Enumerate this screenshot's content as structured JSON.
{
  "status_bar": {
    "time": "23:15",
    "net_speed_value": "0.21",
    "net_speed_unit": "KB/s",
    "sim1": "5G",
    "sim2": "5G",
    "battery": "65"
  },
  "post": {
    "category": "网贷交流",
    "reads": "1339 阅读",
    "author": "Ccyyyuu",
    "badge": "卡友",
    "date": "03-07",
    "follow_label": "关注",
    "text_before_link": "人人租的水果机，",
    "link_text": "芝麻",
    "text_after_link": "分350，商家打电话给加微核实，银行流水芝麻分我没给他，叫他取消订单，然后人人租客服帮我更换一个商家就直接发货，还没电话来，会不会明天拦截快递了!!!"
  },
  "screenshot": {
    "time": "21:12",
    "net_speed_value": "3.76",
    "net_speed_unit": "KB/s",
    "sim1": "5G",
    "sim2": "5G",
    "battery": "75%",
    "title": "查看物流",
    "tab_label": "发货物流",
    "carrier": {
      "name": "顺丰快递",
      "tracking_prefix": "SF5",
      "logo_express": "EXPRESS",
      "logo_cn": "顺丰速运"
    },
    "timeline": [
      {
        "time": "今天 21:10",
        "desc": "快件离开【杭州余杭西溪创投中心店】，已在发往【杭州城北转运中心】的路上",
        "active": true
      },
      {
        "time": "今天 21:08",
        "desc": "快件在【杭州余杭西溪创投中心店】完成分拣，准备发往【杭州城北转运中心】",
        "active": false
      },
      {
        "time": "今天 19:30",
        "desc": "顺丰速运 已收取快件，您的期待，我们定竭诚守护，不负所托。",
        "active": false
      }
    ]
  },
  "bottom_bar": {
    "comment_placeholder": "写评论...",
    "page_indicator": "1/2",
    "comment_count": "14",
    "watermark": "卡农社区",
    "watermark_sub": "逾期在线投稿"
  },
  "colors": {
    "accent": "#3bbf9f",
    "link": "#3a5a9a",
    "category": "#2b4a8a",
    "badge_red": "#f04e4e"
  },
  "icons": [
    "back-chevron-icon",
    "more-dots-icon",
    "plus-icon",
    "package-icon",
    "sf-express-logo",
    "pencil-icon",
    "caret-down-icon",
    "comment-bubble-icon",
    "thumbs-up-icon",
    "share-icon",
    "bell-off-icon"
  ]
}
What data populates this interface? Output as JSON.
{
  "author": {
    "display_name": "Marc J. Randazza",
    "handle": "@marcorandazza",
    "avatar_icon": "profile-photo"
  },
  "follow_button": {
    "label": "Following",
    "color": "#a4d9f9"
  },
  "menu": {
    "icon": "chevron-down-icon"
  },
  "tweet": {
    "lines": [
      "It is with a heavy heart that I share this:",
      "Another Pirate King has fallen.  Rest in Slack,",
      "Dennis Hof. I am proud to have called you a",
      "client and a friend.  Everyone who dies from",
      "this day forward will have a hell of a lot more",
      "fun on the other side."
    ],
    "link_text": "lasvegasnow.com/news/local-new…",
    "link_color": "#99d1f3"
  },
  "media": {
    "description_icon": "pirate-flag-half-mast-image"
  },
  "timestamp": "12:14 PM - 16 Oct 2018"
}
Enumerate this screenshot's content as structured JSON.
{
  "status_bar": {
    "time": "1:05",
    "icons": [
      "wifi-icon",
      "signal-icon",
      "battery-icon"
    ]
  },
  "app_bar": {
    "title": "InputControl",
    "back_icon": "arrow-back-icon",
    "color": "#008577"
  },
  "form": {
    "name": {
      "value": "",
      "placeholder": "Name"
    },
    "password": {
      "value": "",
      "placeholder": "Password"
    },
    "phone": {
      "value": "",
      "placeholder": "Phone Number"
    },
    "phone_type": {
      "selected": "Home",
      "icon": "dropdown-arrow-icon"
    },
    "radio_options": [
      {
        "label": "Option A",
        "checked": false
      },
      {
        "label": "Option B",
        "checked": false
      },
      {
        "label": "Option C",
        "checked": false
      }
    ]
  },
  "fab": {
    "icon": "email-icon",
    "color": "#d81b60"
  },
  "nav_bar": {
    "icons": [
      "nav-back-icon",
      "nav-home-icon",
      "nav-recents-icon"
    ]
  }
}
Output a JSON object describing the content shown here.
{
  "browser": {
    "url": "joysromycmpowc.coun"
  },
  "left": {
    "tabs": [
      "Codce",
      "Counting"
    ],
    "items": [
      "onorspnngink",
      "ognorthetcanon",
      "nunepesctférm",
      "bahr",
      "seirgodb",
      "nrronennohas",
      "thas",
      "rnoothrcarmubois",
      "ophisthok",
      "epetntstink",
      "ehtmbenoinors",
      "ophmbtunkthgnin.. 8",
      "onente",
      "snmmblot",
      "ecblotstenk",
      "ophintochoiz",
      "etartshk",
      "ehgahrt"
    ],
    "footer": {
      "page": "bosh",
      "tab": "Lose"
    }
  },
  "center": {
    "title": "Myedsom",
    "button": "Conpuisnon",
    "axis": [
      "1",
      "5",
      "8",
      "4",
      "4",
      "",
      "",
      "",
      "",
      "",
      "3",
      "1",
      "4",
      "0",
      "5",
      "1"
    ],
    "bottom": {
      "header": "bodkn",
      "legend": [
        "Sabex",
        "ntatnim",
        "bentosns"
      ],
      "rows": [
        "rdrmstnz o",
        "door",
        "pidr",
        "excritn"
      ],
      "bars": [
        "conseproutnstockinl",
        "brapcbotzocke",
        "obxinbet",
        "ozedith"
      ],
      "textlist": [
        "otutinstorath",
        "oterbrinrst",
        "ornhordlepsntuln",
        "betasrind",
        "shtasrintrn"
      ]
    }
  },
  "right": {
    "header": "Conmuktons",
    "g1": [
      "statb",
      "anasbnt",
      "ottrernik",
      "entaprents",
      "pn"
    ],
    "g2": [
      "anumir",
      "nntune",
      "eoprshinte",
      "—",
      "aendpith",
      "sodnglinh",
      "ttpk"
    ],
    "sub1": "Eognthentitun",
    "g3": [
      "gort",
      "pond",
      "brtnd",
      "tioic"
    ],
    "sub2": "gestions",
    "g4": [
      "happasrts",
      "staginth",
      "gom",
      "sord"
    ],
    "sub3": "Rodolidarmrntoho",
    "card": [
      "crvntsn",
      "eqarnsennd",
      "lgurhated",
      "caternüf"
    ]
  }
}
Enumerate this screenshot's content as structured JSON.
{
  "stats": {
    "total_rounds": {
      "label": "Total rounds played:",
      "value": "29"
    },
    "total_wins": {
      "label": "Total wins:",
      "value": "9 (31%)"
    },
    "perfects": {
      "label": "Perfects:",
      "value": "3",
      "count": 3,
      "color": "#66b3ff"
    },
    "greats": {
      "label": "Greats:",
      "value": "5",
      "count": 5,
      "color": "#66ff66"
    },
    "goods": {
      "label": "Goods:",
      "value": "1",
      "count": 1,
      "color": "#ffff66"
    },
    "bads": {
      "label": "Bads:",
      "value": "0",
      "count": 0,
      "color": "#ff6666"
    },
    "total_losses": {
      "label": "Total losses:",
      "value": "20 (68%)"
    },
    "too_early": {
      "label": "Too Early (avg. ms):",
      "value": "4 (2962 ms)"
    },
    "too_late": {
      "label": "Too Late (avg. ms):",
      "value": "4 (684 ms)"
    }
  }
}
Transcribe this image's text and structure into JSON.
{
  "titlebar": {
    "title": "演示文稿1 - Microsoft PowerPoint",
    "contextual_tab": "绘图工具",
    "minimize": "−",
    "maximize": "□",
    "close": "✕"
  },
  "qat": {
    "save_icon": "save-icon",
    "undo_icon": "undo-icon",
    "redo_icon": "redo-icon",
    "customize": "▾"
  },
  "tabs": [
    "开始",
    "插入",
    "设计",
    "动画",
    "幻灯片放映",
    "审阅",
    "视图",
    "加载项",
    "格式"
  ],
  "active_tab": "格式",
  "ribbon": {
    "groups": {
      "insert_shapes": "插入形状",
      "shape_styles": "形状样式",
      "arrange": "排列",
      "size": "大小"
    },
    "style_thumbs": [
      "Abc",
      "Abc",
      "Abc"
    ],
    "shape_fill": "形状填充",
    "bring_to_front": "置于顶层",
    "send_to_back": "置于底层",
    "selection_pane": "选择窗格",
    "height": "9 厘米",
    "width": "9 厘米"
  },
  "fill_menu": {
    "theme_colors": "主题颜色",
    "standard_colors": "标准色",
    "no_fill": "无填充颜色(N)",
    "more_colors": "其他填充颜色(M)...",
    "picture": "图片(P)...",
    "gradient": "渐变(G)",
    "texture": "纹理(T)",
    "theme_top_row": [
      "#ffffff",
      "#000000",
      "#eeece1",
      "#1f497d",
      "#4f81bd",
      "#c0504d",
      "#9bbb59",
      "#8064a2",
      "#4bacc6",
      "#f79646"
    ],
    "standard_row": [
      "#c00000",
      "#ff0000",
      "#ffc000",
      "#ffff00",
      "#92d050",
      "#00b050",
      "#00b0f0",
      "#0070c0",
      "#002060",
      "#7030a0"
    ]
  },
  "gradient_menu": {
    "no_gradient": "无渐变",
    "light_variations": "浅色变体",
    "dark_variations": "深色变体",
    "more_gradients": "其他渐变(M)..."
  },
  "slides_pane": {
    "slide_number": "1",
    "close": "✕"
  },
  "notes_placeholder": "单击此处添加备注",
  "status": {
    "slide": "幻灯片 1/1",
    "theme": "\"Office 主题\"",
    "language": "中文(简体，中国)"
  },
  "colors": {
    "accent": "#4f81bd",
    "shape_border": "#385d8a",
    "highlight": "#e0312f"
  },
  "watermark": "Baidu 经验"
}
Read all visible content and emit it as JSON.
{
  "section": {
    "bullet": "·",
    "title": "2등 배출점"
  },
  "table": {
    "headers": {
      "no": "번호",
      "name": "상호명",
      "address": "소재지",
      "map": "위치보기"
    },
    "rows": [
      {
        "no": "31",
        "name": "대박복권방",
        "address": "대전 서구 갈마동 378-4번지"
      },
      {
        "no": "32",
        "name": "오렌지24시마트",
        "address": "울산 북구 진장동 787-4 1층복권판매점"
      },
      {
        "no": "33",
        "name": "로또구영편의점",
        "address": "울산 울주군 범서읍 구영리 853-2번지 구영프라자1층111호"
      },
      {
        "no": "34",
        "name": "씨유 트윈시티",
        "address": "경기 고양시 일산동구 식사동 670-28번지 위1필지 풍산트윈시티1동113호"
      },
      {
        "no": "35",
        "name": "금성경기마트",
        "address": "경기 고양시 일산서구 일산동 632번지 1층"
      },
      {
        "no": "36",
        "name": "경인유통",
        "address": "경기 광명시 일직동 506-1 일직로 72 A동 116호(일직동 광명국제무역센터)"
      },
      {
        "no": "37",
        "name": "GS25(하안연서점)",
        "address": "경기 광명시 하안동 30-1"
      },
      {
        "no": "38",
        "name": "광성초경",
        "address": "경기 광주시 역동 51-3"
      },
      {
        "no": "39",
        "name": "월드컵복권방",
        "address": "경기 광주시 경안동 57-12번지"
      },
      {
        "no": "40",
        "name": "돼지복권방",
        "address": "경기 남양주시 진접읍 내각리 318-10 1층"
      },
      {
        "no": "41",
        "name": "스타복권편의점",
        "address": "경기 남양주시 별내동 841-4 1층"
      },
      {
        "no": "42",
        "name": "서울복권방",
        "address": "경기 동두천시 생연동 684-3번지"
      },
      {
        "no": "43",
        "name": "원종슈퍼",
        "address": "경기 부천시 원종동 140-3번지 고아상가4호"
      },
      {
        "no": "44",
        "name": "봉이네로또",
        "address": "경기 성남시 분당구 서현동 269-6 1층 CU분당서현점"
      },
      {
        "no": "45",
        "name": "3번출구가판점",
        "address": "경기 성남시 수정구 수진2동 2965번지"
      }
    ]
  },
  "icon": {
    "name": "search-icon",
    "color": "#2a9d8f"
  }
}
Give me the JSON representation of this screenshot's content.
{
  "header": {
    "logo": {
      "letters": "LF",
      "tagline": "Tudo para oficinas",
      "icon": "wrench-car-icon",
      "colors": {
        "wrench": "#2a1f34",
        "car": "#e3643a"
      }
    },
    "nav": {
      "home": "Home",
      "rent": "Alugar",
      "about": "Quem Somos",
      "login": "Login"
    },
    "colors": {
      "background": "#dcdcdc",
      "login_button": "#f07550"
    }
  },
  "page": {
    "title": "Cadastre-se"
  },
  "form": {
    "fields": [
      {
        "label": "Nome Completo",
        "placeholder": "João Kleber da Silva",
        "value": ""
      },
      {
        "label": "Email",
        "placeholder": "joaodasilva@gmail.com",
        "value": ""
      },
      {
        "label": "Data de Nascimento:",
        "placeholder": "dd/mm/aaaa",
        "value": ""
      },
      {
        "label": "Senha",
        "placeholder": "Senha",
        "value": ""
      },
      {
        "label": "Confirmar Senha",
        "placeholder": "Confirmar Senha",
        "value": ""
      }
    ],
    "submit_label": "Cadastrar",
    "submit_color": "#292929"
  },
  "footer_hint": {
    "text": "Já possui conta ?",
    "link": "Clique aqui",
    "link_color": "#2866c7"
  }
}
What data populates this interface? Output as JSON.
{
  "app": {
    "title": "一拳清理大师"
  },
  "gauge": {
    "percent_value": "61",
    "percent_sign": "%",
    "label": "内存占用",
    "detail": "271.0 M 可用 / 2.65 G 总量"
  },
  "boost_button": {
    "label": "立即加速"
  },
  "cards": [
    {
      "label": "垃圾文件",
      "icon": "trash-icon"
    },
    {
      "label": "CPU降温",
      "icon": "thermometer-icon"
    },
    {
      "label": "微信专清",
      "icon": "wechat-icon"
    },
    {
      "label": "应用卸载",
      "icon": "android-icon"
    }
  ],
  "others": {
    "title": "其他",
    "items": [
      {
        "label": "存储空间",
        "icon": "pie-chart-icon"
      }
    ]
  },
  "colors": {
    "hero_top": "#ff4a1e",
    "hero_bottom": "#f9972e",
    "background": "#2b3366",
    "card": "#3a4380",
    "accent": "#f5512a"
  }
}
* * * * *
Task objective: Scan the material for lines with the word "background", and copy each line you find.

Exercise solution:
      "background": "#dcdcdc",
    "background": "#2b3366",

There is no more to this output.